Input START

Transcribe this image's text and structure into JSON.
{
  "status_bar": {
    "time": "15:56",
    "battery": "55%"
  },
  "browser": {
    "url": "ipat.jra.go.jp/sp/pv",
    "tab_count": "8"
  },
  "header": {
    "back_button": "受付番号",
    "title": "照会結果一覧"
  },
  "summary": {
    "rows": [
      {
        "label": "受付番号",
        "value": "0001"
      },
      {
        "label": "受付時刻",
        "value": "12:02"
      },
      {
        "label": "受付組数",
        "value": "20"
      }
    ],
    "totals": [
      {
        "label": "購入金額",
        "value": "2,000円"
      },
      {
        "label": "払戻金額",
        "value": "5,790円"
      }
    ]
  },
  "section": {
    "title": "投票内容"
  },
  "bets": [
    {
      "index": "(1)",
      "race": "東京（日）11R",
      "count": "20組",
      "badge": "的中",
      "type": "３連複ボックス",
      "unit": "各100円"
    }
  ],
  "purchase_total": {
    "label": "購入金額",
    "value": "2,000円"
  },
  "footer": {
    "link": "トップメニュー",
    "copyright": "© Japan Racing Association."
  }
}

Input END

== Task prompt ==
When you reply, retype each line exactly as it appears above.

== Answer section ==
Transcribe this image's text and structure into JSON.
{
  "status_bar": {
    "time": "15:56",
    "battery": "55%"
  },
  "browser": {
    "url": "ipat.jra.go.jp/sp/pv",
    "tab_count": "8"
  },
  "header": {
    "back_button": "受付番号",
    "title": "照会結果一覧"
  },
  "summary": {
    "rows": [
      {
        "label": "受付番号",
        "value": "0001"
      },
      {
        "label": "受付時刻",
        "value": "12:02"
      },
      {
        "label": "受付組数",
        "value": "20"
      }
    ],
    "totals": [
      {
        "label": "購入金額",
        "value": "2,000円"
      },
      {
        "label": "払戻金額",
        "value": "5,790円"
      }
    ]
  },
  "section": {
    "title": "投票内容"
  },
  "bets": [
    {
      "index": "(1)",
      "race": "東京（日）11R",
      "count": "20組",
      "badge": "的中",
      "type": "３連複ボックス",
      "unit": "各100円"
    }
  ],
  "purchase_total": {
    "label": "購入金額",
    "value": "2,000円"
  },
  "footer": {
    "link": "トップメニュー",
    "copyright": "© Japan Racing Association."
  }
}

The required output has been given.